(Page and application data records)

========

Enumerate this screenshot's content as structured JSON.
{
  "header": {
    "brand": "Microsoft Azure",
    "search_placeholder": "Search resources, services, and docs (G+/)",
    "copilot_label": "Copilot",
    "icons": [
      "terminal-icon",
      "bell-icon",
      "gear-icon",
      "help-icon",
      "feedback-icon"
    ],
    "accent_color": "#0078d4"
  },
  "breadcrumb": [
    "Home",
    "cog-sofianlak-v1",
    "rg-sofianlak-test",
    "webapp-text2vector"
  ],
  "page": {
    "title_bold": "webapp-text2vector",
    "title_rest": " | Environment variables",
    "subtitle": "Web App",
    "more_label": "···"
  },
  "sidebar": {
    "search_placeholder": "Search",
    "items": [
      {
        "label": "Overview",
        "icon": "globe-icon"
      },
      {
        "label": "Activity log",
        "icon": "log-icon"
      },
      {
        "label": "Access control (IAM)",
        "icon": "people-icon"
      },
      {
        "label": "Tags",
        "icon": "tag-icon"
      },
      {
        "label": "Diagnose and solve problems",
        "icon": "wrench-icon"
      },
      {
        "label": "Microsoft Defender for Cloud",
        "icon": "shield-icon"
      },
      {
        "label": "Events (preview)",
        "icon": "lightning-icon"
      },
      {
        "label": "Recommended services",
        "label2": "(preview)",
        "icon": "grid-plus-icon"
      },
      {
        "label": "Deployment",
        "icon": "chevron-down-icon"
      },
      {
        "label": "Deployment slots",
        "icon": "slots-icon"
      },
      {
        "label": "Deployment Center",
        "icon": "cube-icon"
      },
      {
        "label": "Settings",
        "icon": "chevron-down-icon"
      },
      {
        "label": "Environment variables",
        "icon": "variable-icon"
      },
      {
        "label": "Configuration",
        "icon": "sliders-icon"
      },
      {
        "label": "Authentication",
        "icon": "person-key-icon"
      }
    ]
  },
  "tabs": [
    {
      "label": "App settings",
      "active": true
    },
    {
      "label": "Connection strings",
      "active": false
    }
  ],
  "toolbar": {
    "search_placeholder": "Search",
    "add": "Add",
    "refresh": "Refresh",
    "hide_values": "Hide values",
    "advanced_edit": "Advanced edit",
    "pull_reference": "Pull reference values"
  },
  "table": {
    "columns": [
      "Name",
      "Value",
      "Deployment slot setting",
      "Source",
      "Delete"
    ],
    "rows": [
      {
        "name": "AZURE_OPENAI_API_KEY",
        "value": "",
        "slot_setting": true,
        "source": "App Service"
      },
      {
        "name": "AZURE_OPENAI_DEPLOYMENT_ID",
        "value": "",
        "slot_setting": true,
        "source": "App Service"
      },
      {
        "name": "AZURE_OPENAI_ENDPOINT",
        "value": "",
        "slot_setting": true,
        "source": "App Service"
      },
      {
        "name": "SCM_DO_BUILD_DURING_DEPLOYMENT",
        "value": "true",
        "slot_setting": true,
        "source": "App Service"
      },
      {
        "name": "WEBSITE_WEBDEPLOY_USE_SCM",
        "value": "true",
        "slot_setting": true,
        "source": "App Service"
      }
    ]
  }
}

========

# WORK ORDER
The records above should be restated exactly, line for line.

# EXERCISE ANSWER
Enumerate this screenshot's content as structured JSON.
{
  "header": {
    "brand": "Microsoft Azure",
    "search_placeholder": "Search resources, services, and docs (G+/)",
    "copilot_label": "Copilot",
    "icons": [
      "terminal-icon",
      "bell-icon",
      "gear-icon",
      "help-icon",
      "feedback-icon"
    ],
    "accent_color": "#0078d4"
  },
  "breadcrumb": [
    "Home",
    "cog-sofianlak-v1",
    "rg-sofianlak-test",
    "webapp-text2vector"
  ],
  "page": {
    "title_bold": "webapp-text2vector",
    "title_rest": " | Environment variables",
    "subtitle": "Web App",
    "more_label": "···"
  },
  "sidebar": {
    "search_placeholder": "Search",
    "items": [
      {
        "label": "Overview",
        "icon": "globe-icon"
      },
      {
        "label": "Activity log",
        "icon": "log-icon"
      },
      {
        "label": "Access control (IAM)",
        "icon": "people-icon"
      },
      {
        "label": "Tags",
        "icon": "tag-icon"
      },
      {
        "label": "Diagnose and solve problems",
        "icon": "wrench-icon"
      },
      {
        "label": "Microsoft Defender for Cloud",
        "icon": "shield-icon"
      },
      {
        "label": "Events (preview)",
        "icon": "lightning-icon"
      },
      {
        "label": "Recommended services",
        "label2": "(preview)",
        "icon": "grid-plus-icon"
      },
      {
        "label": "Deployment",
        "icon": "chevron-down-icon"
      },
      {
        "label": "Deployment slots",
        "icon": "slots-icon"
      },
      {
        "label": "Deployment Center",
        "icon": "cube-icon"
      },
      {
        "label": "Settings",
        "icon": "chevron-down-icon"
      },
      {
        "label": "Environment variables",
        "icon": "variable-icon"
      },
      {
        "label": "Configuration",
        "icon": "sliders-icon"
      },
      {
        "label": "Authentication",
        "icon": "person-key-icon"
      }
    ]
  },
  "tabs": [
    {
      "label": "App settings",
      "active": true
    },
    {
      "label": "Connection strings",
      "active": false
    }
  ],
  "toolbar": {
    "search_placeholder": "Search",
    "add": "Add",
    "refresh": "Refresh",
    "hide_values": "Hide values",
    "advanced_edit": "Advanced edit",
    "pull_reference": "Pull reference values"
  },
  "table": {
    "columns": [
      "Name",
      "Value",
      "Deployment slot setting",
      "Source",
      "Delete"
    ],
    "rows": [
      {
        "name": "AZURE_OPENAI_API_KEY",
        "value": "",
        "slot_setting": true,
        "source": "App Service"
      },
      {
        "name": "AZURE_OPENAI_DEPLOYMENT_ID",
        "value": "",
        "slot_setting": true,
        "source": "App Service"
      },
      {
        "name": "AZURE_OPENAI_ENDPOINT",
        "value": "",
        "slot_setting": true,
        "source": "App Service"
      },
      {
        "name": "SCM_DO_BUILD_DURING_DEPLOYMENT",
        "value": "true",
        "slot_setting": true,
        "source": "App Service"
      },
      {
        "name": "WEBSITE_WEBDEPLOY_USE_SCM",
        "value": "true",
        "slot_setting": true,
        "source": "App Service"
      }
    ]
  }
}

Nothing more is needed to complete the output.